* Action item
Your output should be one number, which is how many lines in the material contain "icon".

* Records provided
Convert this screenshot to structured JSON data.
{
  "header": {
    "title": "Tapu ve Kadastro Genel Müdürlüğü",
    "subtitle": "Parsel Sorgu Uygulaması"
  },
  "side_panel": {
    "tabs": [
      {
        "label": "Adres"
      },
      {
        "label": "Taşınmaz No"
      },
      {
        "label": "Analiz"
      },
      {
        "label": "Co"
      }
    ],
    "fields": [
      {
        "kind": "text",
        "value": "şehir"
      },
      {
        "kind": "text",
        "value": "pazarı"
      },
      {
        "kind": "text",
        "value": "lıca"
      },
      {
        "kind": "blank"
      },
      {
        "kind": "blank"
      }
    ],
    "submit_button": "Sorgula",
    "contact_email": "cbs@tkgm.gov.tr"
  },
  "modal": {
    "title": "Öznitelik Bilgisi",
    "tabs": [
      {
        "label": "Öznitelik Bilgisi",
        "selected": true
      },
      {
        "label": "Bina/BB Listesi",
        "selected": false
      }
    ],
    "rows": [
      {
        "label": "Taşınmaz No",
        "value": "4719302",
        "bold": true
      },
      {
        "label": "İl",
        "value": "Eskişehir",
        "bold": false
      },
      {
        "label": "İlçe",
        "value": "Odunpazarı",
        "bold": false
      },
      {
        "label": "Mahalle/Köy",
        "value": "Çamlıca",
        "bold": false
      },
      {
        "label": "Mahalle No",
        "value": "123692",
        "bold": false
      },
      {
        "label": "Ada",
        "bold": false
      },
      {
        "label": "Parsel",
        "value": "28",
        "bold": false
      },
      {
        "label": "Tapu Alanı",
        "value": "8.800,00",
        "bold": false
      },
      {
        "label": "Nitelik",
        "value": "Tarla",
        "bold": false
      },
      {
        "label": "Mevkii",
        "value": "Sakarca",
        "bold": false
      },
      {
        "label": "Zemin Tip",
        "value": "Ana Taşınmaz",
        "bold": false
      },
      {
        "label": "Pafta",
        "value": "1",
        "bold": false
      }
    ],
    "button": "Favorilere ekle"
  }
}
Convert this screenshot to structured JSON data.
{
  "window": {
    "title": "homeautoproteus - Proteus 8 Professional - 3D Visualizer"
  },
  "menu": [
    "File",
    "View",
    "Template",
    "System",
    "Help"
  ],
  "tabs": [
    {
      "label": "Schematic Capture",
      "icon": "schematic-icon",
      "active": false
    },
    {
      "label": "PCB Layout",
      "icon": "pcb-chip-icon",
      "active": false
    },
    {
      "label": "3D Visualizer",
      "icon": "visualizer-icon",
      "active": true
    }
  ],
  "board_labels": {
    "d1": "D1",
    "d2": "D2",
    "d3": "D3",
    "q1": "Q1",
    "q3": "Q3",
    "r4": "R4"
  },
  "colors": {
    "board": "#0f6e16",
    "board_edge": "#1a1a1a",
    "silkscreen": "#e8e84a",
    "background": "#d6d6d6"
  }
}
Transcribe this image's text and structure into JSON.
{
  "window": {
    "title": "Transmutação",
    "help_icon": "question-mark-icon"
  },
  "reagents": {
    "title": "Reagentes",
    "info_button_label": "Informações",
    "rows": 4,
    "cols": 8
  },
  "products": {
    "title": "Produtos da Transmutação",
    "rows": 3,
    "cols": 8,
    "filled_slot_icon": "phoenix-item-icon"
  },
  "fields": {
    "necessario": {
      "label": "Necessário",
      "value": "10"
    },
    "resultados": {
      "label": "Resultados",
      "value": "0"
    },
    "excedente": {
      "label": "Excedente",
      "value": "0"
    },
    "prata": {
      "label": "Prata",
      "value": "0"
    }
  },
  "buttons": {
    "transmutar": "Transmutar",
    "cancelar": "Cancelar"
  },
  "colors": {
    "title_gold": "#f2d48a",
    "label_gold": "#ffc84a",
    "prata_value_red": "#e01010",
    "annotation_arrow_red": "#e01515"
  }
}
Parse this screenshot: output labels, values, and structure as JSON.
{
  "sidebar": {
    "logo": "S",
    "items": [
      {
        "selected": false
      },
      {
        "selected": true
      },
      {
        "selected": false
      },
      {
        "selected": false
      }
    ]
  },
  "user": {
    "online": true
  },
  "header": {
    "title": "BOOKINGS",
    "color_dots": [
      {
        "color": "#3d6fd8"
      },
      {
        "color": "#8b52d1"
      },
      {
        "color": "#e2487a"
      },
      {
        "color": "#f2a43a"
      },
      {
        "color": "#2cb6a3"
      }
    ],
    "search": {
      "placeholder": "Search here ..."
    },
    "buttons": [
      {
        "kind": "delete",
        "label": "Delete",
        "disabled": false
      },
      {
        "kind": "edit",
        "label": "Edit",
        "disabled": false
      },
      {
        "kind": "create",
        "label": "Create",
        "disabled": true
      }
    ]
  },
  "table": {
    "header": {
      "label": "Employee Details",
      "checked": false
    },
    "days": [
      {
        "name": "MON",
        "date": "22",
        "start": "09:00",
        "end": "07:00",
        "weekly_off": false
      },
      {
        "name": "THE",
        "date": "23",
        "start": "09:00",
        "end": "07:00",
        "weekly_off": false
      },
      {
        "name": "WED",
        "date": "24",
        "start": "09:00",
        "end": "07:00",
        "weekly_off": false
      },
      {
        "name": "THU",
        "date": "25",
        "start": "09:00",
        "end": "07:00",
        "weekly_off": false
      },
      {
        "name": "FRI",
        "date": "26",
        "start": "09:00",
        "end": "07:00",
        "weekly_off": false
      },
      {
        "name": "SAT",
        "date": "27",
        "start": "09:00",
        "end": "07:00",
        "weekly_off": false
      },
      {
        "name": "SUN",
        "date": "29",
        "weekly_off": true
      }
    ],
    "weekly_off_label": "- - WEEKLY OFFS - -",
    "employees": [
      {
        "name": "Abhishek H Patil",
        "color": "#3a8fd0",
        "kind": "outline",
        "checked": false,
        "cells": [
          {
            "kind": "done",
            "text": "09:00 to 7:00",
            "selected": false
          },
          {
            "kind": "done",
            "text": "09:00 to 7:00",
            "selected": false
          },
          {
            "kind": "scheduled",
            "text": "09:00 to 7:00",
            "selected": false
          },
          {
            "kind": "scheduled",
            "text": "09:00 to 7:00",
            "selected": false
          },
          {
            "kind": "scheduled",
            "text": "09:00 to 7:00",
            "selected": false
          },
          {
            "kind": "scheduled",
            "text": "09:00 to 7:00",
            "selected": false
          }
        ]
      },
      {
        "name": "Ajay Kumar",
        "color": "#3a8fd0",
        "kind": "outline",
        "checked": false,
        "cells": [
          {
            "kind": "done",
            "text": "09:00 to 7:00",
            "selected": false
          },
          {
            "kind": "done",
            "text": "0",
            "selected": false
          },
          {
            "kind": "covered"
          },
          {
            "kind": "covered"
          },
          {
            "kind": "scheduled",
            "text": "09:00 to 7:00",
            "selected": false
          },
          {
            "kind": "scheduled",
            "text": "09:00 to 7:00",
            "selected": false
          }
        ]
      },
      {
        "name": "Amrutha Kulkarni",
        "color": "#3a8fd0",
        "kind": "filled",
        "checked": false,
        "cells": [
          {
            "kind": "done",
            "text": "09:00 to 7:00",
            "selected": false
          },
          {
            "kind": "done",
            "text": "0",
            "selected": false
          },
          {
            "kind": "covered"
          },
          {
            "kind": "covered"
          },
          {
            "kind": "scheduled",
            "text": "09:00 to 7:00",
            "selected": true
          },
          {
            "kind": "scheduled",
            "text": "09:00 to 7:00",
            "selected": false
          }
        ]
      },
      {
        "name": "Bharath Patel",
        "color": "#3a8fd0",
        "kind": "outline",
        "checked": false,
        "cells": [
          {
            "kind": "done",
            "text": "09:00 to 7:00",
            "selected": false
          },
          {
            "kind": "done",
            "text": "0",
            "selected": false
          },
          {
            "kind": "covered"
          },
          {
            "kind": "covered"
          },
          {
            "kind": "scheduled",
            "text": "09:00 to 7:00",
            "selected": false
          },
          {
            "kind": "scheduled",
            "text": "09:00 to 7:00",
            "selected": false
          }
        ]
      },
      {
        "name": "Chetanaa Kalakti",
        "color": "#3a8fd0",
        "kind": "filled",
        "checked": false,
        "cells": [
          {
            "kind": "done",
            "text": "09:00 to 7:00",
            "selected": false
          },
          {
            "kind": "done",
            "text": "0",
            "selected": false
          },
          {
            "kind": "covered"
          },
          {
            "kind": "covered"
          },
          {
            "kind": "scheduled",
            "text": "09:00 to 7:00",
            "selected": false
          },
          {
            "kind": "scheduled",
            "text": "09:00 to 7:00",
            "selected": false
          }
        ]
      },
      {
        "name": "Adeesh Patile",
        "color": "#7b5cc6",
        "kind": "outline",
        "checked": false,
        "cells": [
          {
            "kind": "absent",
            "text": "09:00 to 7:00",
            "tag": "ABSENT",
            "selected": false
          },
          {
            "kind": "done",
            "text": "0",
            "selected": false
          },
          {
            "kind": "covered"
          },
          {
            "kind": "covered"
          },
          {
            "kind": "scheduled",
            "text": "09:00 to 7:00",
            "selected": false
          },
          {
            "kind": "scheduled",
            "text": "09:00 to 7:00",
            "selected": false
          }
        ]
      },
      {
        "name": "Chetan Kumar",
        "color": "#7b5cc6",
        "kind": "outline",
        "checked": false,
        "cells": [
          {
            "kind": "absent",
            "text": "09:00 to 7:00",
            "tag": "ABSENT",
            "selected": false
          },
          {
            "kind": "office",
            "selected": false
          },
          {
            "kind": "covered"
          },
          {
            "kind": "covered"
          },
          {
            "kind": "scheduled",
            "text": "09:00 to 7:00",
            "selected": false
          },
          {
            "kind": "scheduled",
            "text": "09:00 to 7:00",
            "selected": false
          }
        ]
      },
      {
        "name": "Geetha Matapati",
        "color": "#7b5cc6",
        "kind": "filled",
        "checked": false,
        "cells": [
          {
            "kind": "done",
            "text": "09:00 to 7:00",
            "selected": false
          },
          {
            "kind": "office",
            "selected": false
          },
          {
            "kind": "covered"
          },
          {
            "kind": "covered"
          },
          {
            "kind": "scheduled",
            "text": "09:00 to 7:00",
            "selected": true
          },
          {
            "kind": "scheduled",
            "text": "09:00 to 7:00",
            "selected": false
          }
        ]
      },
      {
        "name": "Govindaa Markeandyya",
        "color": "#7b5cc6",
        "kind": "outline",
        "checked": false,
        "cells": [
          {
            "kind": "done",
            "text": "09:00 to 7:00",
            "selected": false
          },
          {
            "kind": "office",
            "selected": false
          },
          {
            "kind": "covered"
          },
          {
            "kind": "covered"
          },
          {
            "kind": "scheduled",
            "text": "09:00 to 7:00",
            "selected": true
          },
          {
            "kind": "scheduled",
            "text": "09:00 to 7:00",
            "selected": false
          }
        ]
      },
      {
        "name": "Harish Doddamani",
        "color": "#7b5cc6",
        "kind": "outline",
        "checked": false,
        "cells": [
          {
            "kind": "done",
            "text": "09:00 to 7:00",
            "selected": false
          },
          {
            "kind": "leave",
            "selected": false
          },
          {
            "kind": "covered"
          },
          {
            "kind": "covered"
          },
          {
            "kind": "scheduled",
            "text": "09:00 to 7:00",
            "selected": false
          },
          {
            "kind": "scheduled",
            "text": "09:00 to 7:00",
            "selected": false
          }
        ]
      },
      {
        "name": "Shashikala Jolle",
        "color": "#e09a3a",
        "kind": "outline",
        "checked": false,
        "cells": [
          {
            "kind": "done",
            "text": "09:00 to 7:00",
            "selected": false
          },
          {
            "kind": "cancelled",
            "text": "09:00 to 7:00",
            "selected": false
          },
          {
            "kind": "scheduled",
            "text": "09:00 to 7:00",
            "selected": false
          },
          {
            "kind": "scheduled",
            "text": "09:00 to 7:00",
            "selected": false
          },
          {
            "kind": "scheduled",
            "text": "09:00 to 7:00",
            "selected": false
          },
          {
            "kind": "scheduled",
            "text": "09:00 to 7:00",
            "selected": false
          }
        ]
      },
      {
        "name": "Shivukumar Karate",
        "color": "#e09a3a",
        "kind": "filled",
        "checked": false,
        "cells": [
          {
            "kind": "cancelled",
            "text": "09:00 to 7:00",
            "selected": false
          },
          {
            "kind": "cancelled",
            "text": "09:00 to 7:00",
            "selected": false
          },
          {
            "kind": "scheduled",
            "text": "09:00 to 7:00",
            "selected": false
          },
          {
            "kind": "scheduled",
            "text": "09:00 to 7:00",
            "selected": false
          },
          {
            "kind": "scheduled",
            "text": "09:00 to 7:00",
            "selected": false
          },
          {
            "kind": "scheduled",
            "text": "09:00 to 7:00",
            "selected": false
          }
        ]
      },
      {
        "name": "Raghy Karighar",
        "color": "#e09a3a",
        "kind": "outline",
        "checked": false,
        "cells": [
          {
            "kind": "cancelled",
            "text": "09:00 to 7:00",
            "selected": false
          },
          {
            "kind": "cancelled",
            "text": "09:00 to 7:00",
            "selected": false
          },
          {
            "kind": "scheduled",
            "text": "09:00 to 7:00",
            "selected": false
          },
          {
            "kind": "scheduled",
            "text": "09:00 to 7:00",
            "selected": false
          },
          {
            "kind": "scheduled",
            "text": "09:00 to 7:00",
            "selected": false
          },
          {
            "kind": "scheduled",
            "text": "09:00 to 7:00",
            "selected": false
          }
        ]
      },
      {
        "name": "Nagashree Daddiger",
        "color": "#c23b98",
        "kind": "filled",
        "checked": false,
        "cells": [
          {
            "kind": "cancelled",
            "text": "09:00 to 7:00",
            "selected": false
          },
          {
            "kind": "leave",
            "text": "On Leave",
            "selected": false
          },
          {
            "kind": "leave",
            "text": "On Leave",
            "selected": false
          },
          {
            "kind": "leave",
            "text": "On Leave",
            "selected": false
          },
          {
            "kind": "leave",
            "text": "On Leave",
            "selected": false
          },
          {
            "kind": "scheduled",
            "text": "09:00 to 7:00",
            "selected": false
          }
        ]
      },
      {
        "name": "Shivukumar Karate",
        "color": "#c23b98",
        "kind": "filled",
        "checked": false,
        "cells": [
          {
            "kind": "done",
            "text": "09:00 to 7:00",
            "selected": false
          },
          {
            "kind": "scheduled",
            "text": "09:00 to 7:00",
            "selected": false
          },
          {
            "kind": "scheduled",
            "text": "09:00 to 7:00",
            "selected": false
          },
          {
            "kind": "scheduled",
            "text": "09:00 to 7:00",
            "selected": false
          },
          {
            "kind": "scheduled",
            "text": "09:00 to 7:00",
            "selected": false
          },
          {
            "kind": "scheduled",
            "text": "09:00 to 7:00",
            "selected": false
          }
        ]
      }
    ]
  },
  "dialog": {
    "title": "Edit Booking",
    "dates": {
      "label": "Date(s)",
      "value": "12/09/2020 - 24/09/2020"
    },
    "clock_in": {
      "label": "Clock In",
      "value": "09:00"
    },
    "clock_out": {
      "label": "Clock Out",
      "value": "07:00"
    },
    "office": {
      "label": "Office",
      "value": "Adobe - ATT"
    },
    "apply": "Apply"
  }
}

* Problem solution
5